The Election Commission is the custodian of the secret ballot, but if it is called into question, its weapon of choice should be transparency. Punitive powers are most unseemly for a body which guarantees a level playing field at the bedrock of democracy. It had responded correctly to the politics surrounding electronic voting machines, which the Aam Aadmi Party had turned into a national issue.
In response to charges that EVMs could be rigged, it had invited interested parties and the public to a hackathon. Significantly, the AAP had declined to play, though it had been the loudest critic of the system. In fact, if the EC had immediately invited its critics to a hacking contest, EVM politics may not have found the room to grow into a serious issue. Besides, there were Delhi Chief Minister Arvind Kejriwal’s accusations of bias against specific officials of the body.
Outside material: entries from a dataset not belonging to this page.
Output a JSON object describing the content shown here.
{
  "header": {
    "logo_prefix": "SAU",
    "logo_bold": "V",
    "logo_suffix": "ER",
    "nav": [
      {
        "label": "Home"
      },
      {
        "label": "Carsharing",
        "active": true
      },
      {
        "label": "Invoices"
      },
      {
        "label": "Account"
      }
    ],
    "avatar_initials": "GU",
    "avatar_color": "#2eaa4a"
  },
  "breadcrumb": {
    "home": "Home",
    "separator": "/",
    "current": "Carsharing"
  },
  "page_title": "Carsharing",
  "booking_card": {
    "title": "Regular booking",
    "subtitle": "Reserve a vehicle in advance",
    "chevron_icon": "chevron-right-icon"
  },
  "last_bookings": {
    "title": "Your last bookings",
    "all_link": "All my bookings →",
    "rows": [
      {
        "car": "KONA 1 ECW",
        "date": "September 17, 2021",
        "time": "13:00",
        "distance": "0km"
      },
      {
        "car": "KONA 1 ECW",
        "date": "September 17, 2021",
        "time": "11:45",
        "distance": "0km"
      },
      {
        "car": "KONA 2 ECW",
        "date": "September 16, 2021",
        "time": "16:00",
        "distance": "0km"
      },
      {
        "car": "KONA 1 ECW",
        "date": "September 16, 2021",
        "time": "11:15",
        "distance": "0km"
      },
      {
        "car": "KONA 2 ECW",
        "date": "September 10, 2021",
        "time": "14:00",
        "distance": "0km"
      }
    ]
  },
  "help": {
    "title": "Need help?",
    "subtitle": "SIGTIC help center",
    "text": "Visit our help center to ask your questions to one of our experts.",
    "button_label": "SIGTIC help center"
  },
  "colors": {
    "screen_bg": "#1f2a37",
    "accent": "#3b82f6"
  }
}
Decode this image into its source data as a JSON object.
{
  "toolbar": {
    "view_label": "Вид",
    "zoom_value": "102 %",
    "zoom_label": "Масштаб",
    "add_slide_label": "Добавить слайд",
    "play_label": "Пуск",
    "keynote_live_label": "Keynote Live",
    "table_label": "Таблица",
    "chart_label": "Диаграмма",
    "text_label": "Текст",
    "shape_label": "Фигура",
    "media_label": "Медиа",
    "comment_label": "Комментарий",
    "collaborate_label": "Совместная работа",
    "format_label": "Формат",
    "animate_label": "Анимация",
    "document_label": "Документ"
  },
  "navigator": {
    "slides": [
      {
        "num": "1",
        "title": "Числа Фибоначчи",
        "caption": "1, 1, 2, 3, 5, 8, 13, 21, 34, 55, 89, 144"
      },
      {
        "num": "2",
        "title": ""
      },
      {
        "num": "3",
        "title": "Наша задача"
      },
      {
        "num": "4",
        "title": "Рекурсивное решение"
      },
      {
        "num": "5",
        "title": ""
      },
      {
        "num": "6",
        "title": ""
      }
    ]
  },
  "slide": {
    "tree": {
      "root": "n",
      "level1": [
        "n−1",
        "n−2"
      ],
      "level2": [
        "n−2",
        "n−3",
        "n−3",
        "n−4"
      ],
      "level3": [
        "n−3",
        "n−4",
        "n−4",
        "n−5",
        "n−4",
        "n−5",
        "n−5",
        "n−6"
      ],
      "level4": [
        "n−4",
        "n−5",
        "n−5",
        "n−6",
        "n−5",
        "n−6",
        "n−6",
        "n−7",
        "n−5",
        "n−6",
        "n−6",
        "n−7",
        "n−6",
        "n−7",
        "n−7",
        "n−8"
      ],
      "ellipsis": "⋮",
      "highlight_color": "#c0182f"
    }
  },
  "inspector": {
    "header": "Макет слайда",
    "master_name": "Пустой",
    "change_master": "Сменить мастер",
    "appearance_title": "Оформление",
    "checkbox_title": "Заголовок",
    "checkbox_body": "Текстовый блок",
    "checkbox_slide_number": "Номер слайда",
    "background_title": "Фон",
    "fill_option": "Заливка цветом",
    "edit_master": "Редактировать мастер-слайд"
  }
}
One of them recused himself from all matters relating to the AAP, which was precisely the right thing to do. Having done that, to seek punitive powers is to lower the tone somewhat.
After decades in which it was seen to be perfect, the EC faces criticism and it must address it. However, it does not really have to satisfy every politician. It is sufficient for it to satisfy the people whom politicians represent. It is they who had originally articulated the need to act against electoral malpractice, and democracy is ultimately created by them and for them.
It should not take much for the EC to reach out to the people and explain its processes transparently to them, or to reveal its polling data structures and technologies to specialists who can set public speculation at rest. This would be far more effective in clarifying its image than any contempt proceedings. The EC’s mandate is to montior elections, which are by definition areas of contestation. To ask for powers to pull up those criticising it, the EC is effectively seeking to chill the discourse and undermine itself.